● Data for the task:
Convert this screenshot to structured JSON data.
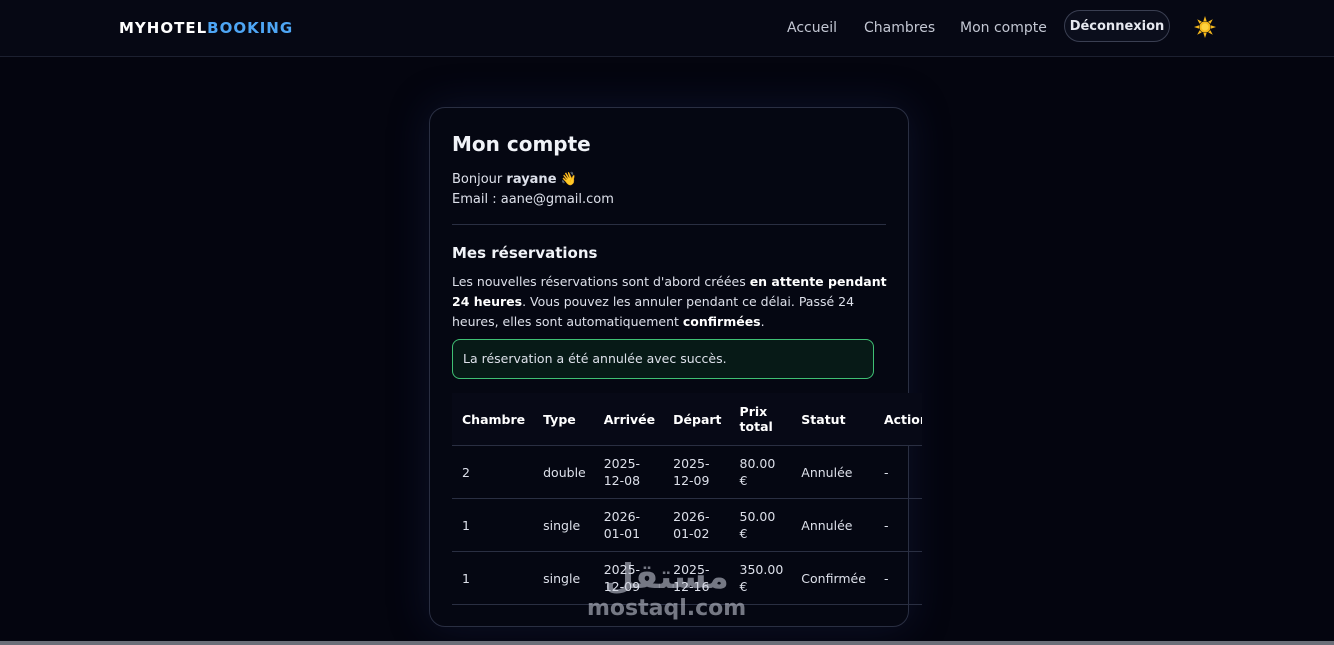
{
  "header": {
    "brand_part1": "MYHOTEL",
    "brand_part2": "BOOKING",
    "nav": [
      "Accueil",
      "Chambres",
      "Mon compte"
    ],
    "logout_label": "Déconnexion",
    "theme_icon": "sun-icon"
  },
  "account": {
    "title": "Mon compte",
    "greeting_prefix": "Bonjour",
    "username": "rayane",
    "wave_emoji": "👋",
    "email_label": "Email :",
    "email_value": "aane@gmail.com"
  },
  "reservations": {
    "title": "Mes réservations",
    "info_1": "Les nouvelles réservations sont d'abord créées ",
    "info_2": "en attente pendant 24 heures",
    "info_3": ". Vous pouvez les annuler pendant ce délai. Passé 24 heures, elles sont automatiquement ",
    "info_4": "confirmées",
    "info_5": ".",
    "alert": "La réservation a été annulée avec succès.",
    "headers": [
      "Chambre",
      "Type",
      "Arrivée",
      "Départ",
      "Prix total",
      "Statut",
      "Action"
    ],
    "rows": [
      [
        "2",
        "double",
        "2025-12-08",
        "2025-12-09",
        "80.00 €",
        "Annulée",
        "-"
      ],
      [
        "1",
        "single",
        "2026-01-01",
        "2026-01-02",
        "50.00 €",
        "Annulée",
        "-"
      ],
      [
        "1",
        "single",
        "2025-12-09",
        "2025-12-16",
        "350.00 €",
        "Confirmée",
        "-"
      ]
    ]
  },
  "watermark": {
    "arabic": "مستقل",
    "latin": "mostaql.com"
  },
  "colors": {
    "background": "#04050f",
    "brand_accent": "#4ea6f5",
    "alert_border": "#3fbf74"
  }
}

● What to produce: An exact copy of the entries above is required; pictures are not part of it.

● Task result:
Convert this screenshot to structured JSON data.
{
  "header": {
    "brand_part1": "MYHOTEL",
    "brand_part2": "BOOKING",
    "nav": [
      "Accueil",
      "Chambres",
      "Mon compte"
    ],
    "logout_label": "Déconnexion",
    "theme_icon": "sun-icon"
  },
  "account": {
    "title": "Mon compte",
    "greeting_prefix": "Bonjour",
    "username": "rayane",
    "wave_emoji": "👋",
    "email_label": "Email :",
    "email_value": "aane@gmail.com"
  },
  "reservations": {
    "title": "Mes réservations",
    "info_1": "Les nouvelles réservations sont d'abord créées ",
    "info_2": "en attente pendant 24 heures",
    "info_3": ". Vous pouvez les annuler pendant ce délai. Passé 24 heures, elles sont automatiquement ",
    "info_4": "confirmées",
    "info_5": ".",
    "alert": "La réservation a été annulée avec succès.",
    "headers": [
      "Chambre",
      "Type",
      "Arrivée",
      "Départ",
      "Prix total",
      "Statut",
      "Action"
    ],
    "rows": [
      [
        "2",
        "double",
        "2025-12-08",
        "2025-12-09",
        "80.00 €",
        "Annulée",
        "-"
      ],
      [
        "1",
        "single",
        "2026-01-01",
        "2026-01-02",
        "50.00 €",
        "Annulée",
        "-"
      ],
      [
        "1",
        "single",
        "2025-12-09",
        "2025-12-16",
        "350.00 €",
        "Confirmée",
        "-"
      ]
    ]
  },
  "watermark": {
    "arabic": "مستقل",
    "latin": "mostaql.com"
  },
  "colors": {
    "background": "#04050f",
    "brand_accent": "#4ea6f5",
    "alert_border": "#3fbf74"
  }
}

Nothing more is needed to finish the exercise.